Stored data:

=== Section Start ===

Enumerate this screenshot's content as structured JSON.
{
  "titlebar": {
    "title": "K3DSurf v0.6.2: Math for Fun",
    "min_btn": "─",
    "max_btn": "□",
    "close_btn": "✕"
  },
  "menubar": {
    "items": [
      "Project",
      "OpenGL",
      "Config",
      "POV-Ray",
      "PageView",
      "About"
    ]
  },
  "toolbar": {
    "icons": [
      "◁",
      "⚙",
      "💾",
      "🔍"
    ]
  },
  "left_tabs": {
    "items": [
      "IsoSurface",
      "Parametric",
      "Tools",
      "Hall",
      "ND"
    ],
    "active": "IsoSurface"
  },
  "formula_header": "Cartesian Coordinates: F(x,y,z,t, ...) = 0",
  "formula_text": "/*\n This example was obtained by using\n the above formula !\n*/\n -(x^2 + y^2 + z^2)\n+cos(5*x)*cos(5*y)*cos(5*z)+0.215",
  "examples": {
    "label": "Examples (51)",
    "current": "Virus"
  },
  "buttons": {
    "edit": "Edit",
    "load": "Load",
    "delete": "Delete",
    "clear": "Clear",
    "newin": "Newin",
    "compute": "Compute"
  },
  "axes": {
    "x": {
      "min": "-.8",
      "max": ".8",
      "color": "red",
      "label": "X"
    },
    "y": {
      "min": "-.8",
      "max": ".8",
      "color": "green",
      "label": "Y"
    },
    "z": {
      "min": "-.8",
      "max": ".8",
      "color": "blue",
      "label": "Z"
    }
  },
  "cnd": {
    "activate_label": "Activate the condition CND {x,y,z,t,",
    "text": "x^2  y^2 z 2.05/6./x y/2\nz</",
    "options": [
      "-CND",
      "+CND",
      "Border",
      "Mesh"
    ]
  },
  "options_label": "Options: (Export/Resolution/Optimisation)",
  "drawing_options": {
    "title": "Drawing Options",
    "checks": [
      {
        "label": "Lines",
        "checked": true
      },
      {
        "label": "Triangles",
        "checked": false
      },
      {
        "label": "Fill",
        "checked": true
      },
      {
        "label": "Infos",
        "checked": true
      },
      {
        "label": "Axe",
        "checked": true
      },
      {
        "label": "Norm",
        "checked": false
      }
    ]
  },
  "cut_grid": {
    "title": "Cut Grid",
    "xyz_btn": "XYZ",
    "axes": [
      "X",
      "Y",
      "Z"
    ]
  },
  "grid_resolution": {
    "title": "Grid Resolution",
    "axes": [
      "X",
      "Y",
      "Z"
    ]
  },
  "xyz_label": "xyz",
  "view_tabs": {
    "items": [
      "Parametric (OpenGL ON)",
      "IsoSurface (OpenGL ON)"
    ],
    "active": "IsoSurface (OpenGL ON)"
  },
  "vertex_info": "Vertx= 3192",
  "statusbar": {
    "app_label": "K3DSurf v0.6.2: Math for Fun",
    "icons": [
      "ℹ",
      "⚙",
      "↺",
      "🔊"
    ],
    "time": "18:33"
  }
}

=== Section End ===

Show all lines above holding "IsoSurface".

      "IsoSurface",
    "active": "IsoSurface"
      "IsoSurface (OpenGL ON)"
    "active": "IsoSurface (OpenGL ON)"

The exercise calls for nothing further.